Cite as: https://hdl.handle.net/21.11116/0000-0009-70DE-F
Correlative electron and fluorescence microscopy has the potential to elucidate the ultrastructural details of dynamic and rare cellular events, but has been limited by low precision and sensitivity. Here we present a method for direct mapping of signals originating from similar to 20 fluorescent protein molecules to 3D electron tomograms with a precision of less than 100 nm. We demonstrate that this method can be used to identify individual HIV particles bound to mammalian cell surfaces. We also apply the method to image microtubule end structures bound to mal3p in fission yeast, and demonstrate that growing microtubule plus-ends are flared in vivo. We localize Rvs167 to endocytic sites in budding yeast, and show that scission takes place halfway through a 10-s time period during which amphiphysins are bound to the vesicle neck.

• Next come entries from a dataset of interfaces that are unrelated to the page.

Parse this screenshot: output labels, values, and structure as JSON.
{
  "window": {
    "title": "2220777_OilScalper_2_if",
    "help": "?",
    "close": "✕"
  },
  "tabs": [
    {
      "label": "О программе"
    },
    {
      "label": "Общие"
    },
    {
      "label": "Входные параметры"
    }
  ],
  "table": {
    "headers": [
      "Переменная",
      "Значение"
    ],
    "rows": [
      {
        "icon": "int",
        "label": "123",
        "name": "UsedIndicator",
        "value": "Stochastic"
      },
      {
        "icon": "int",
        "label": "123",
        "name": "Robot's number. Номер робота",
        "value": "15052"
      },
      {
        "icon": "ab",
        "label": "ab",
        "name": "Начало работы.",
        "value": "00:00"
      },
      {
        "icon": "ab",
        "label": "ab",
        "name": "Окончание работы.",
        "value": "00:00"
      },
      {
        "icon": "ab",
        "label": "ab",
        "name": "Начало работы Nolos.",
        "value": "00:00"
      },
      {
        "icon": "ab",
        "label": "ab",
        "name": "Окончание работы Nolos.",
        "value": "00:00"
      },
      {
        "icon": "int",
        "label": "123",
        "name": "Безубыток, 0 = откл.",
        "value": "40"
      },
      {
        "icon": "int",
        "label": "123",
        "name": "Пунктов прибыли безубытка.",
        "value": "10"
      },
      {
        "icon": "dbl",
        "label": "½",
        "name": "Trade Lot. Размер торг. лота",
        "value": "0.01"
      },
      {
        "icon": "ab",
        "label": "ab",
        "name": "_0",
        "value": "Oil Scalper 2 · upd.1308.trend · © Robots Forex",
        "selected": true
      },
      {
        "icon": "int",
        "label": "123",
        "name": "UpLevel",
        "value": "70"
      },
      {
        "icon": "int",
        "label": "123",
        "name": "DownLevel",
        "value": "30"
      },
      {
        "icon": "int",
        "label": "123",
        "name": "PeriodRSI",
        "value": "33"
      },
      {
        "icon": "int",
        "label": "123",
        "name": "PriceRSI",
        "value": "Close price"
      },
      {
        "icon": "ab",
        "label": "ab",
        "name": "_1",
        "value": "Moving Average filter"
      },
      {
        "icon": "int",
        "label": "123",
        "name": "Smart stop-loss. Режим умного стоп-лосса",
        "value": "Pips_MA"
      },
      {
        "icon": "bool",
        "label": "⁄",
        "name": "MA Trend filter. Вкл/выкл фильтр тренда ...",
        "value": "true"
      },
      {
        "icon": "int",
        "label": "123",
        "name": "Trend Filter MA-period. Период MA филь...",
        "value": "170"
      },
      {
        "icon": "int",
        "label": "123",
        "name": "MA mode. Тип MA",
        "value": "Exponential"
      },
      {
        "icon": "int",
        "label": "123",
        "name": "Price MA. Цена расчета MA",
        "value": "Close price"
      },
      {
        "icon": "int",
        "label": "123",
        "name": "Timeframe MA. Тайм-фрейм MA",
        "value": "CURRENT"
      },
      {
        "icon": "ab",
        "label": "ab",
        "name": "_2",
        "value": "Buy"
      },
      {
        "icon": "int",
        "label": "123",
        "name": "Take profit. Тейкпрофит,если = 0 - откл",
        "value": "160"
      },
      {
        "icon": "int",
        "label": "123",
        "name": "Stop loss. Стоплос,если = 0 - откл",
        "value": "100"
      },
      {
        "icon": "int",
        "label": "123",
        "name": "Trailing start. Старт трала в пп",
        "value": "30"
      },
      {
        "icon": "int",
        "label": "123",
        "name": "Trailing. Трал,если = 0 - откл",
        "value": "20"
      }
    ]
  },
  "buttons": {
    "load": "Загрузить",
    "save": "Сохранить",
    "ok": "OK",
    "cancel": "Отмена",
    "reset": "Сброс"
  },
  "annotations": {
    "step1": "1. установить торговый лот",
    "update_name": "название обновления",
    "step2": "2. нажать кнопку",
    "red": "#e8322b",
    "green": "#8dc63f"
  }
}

This new technique opens the door for direct correlation of fluorescence and electron microscopy to visualize cellular processes at the ultrastructural scale.